In your copy of the entries below, keep every word exactly and leave out all images.

# Supplied records
+ + +
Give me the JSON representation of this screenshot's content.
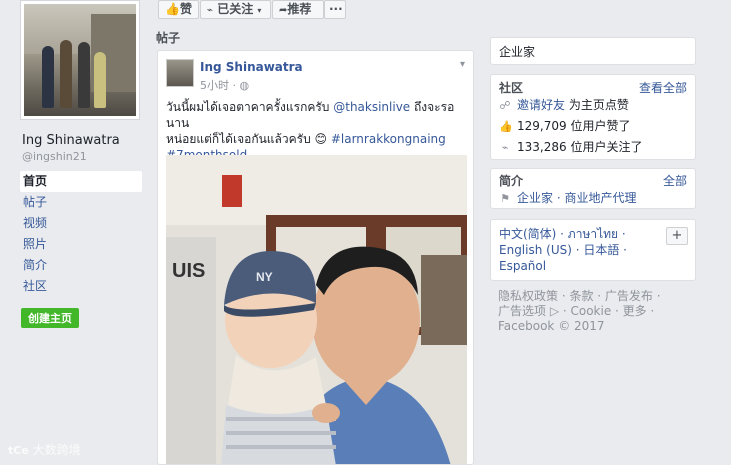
{
  "profile": {
    "name": "Ing Shinawatra",
    "handle": "@ingshin21",
    "nav": [
      "首页",
      "帖子",
      "视频",
      "照片",
      "简介",
      "社区"
    ],
    "create_page": "创建主页"
  },
  "action_bar": {
    "like": "赞",
    "following": "已关注",
    "share": "推荐",
    "more": "···"
  },
  "posts_section": {
    "title": "帖子"
  },
  "post": {
    "author": "Ing Shinawatra",
    "time": "5小时 · ",
    "text_line1_a": "วันนี้ผมได้เจอตาคาครั้งแรกครับ ",
    "text_mention": "@thaksinlive",
    "text_line1_b": " ถึงจะรอนาน",
    "text_line2_a": "หน่อยแต่ก็ได้เจอกันแล้วครับ 😊 ",
    "hashtag1": "#larnrakkongnaing",
    "hashtag2": "#7monthsold"
  },
  "sidebar": {
    "category": "企业家",
    "community": {
      "title": "社区",
      "see_all": "查看全部",
      "invite": "邀请好友",
      "invite_suffix": " 为主页点赞",
      "likes": "129,709 位用户赞了",
      "follows": "133,286 位用户关注了"
    },
    "about": {
      "title": "简介",
      "see_all": "全部",
      "categories": "企业家 · 商业地产代理"
    },
    "languages": {
      "line1": "中文(简体) · ภาษาไทย ·",
      "line2": "English (US) · 日本語 ·",
      "line3": "Español",
      "plus": "+"
    },
    "footer": {
      "line1": "隐私权政策 · 条款 · 广告发布 ·",
      "line2": "广告选项 ▷ · Cookie · 更多 ·",
      "line3": "Facebook © 2017"
    }
  },
  "watermark": "大数跨境"
}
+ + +
# Answer for the task
Give me the JSON representation of this screenshot's content.
{
  "profile": {
    "name": "Ing Shinawatra",
    "handle": "@ingshin21",
    "nav": [
      "首页",
      "帖子",
      "视频",
      "照片",
      "简介",
      "社区"
    ],
    "create_page": "创建主页"
  },
  "action_bar": {
    "like": "赞",
    "following": "已关注",
    "share": "推荐",
    "more": "···"
  },
  "posts_section": {
    "title": "帖子"
  },
  "post": {
    "author": "Ing Shinawatra",
    "time": "5小时 · ",
    "text_line1_a": "วันนี้ผมได้เจอตาคาครั้งแรกครับ ",
    "text_mention": "@thaksinlive",
    "text_line1_b": " ถึงจะรอนาน",
    "text_line2_a": "หน่อยแต่ก็ได้เจอกันแล้วครับ 😊 ",
    "hashtag1": "#larnrakkongnaing",
    "hashtag2": "#7monthsold"
  },
  "sidebar": {
    "category": "企业家",
    "community": {
      "title": "社区",
      "see_all": "查看全部",
      "invite": "邀请好友",
      "invite_suffix": " 为主页点赞",
      "likes": "129,709 位用户赞了",
      "follows": "133,286 位用户关注了"
    },
    "about": {
      "title": "简介",
      "see_all": "全部",
      "categories": "企业家 · 商业地产代理"
    },
    "languages": {
      "line1": "中文(简体) · ภาษาไทย ·",
      "line2": "English (US) · 日本語 ·",
      "line3": "Español",
      "plus": "+"
    },
    "footer": {
      "line1": "隐私权政策 · 条款 · 广告发布 ·",
      "line2": "广告选项 ▷ · Cookie · 更多 ·",
      "line3": "Facebook © 2017"
    }
  },
  "watermark": "大数跨境"
}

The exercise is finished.